==== INPUT DATA ====
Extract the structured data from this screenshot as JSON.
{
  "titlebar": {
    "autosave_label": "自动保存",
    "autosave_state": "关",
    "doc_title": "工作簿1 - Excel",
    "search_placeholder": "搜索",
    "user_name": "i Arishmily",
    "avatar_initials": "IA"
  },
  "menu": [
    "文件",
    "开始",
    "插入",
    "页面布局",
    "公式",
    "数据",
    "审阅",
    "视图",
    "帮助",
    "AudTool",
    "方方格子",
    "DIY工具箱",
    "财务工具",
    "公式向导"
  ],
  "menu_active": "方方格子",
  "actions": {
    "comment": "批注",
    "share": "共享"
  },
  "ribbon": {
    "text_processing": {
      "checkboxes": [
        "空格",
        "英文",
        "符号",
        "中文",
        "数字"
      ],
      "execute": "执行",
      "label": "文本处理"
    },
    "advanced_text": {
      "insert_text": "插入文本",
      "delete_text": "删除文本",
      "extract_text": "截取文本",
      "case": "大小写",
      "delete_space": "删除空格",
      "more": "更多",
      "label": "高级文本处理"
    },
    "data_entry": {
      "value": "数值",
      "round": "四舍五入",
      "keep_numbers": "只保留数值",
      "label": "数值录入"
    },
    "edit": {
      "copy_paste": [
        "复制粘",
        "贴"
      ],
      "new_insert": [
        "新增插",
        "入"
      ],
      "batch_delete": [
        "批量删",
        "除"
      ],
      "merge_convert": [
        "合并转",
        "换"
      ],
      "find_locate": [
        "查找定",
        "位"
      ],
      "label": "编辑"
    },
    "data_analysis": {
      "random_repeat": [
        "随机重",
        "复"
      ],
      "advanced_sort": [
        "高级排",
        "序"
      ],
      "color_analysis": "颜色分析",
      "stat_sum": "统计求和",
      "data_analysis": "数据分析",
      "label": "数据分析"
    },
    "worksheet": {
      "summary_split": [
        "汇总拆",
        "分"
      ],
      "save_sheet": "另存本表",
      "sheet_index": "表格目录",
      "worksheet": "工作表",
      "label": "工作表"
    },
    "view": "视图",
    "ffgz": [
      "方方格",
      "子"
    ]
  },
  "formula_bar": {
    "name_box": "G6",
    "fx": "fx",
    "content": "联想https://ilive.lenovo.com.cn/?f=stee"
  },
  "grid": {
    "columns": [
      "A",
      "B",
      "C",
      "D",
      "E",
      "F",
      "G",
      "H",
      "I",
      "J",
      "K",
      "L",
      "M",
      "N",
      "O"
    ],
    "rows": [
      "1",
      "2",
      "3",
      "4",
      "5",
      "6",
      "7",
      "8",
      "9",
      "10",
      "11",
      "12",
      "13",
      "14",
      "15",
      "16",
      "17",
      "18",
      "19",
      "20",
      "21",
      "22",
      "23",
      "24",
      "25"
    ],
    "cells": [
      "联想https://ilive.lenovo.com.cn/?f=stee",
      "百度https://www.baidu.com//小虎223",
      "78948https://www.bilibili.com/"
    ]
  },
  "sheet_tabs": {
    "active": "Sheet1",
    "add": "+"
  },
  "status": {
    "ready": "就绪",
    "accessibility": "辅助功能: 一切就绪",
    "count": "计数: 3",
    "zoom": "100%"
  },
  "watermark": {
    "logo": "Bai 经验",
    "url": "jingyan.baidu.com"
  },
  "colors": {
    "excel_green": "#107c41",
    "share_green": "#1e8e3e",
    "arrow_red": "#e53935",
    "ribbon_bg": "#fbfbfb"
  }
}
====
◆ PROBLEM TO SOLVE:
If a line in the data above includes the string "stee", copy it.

◆ TASK RESULT:
    "content": "联想https://ilive.lenovo.com.cn/?f=stee"
      "联想https://ilive.lenovo.com.cn/?f=stee",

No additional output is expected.